- **REQUIRED WORK**:
Wherever the word "JSON" appears in a line of the records, copy that line.

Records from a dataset
:::

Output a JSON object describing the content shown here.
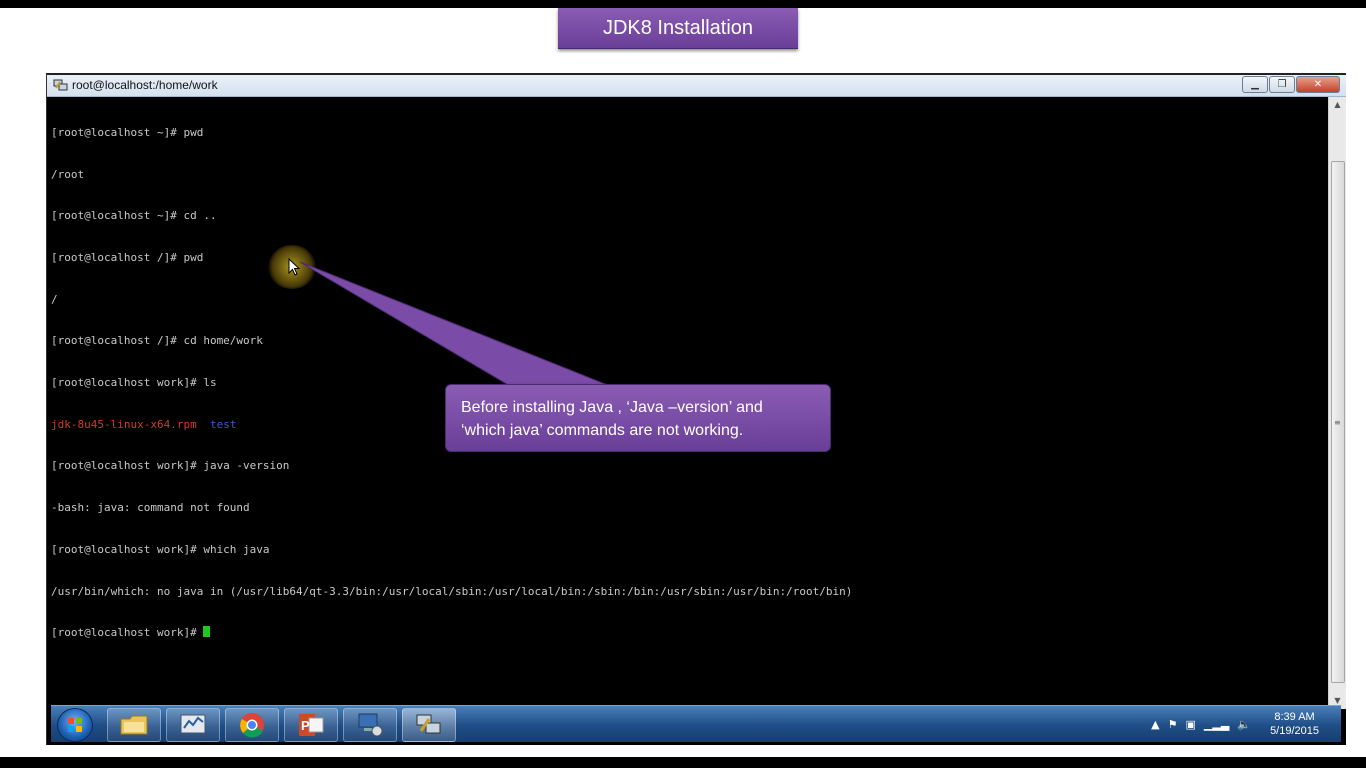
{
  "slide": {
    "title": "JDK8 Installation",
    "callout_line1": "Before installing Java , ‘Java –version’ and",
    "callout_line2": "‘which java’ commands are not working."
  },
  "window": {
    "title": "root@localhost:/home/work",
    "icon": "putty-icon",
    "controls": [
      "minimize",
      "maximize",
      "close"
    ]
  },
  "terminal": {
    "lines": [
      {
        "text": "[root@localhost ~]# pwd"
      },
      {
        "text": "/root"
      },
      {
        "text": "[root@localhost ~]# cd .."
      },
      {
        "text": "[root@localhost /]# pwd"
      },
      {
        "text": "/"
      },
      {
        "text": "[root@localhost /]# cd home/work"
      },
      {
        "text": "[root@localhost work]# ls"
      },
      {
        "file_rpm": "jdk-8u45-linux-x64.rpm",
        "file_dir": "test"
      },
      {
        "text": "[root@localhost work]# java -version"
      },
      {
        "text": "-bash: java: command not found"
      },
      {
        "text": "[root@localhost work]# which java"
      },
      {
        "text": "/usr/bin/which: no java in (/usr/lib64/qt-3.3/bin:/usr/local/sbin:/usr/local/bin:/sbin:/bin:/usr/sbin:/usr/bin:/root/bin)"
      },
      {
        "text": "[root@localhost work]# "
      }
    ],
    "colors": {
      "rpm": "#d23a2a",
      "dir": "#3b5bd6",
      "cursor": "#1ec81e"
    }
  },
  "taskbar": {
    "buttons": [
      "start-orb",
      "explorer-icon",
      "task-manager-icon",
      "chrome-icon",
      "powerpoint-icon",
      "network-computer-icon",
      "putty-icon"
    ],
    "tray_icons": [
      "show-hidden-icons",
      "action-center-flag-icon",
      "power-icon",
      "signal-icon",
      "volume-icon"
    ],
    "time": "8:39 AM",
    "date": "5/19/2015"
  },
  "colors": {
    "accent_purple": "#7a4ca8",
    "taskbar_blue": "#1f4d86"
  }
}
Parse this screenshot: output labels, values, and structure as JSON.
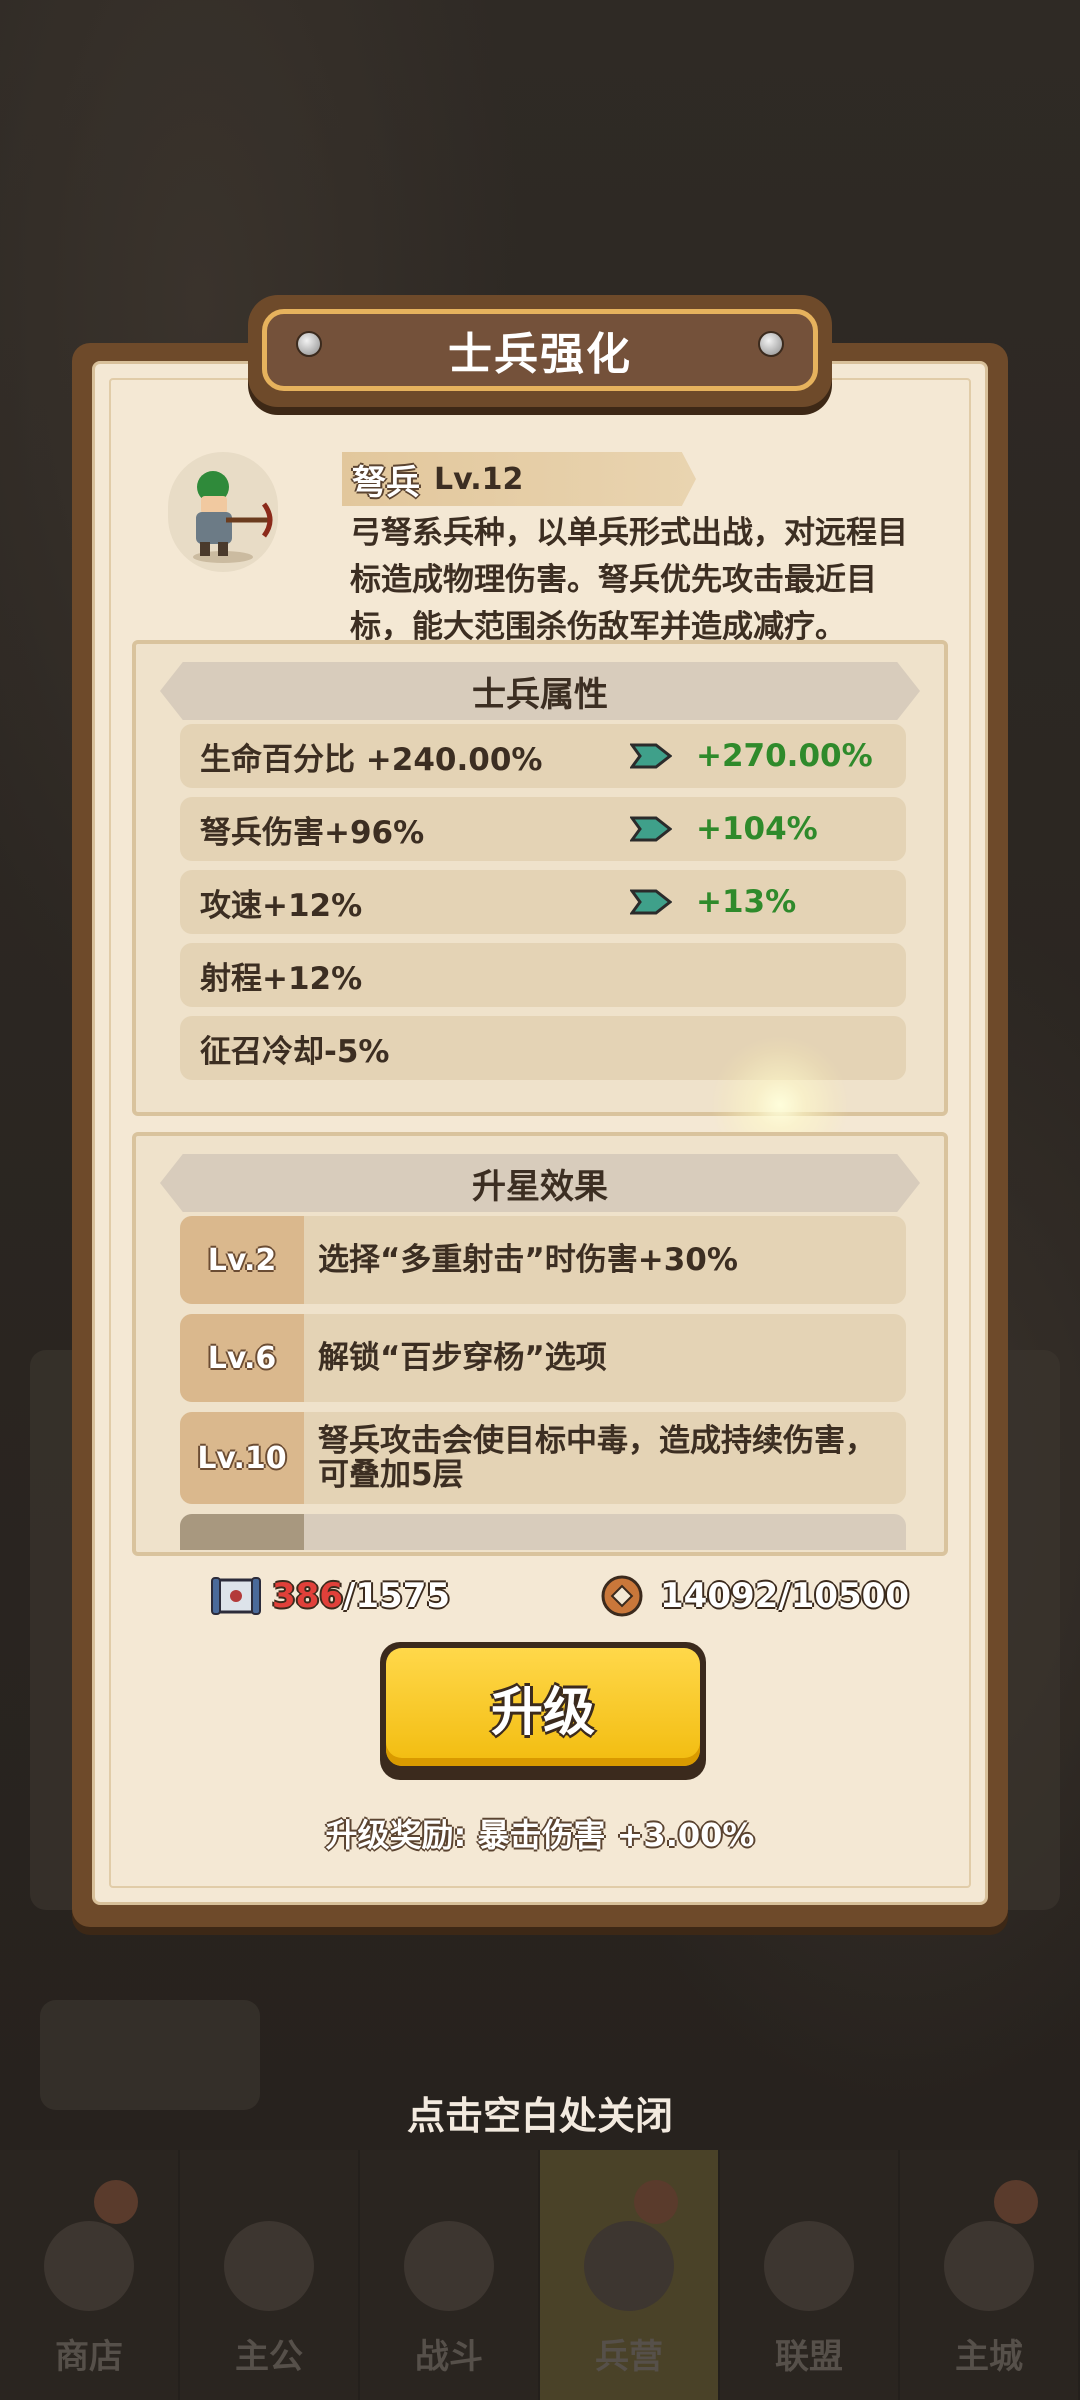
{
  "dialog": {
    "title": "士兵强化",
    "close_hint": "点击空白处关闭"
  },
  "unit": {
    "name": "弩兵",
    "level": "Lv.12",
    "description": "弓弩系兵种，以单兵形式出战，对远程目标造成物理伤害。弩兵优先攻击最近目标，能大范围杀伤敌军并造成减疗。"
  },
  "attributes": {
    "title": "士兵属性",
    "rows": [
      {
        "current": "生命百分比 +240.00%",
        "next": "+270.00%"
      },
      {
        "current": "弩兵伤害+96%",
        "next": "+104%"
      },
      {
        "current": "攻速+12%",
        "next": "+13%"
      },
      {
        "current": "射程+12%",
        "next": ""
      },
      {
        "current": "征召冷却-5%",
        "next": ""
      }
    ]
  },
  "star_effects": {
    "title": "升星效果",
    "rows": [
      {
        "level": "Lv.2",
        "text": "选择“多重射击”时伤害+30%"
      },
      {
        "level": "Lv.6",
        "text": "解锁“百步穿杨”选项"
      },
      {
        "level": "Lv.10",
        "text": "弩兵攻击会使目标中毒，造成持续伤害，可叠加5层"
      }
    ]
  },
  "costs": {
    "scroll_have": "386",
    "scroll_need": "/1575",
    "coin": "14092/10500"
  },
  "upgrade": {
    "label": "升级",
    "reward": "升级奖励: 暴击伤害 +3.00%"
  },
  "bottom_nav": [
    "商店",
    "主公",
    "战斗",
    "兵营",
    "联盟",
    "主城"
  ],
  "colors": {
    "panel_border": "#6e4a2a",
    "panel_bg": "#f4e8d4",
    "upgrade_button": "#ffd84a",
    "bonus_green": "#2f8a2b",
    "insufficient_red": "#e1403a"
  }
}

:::

- **TASK RESULT**:
Output a JSON object describing the content shown here.
Parse this screenshot: output labels, values, and structure as JSON.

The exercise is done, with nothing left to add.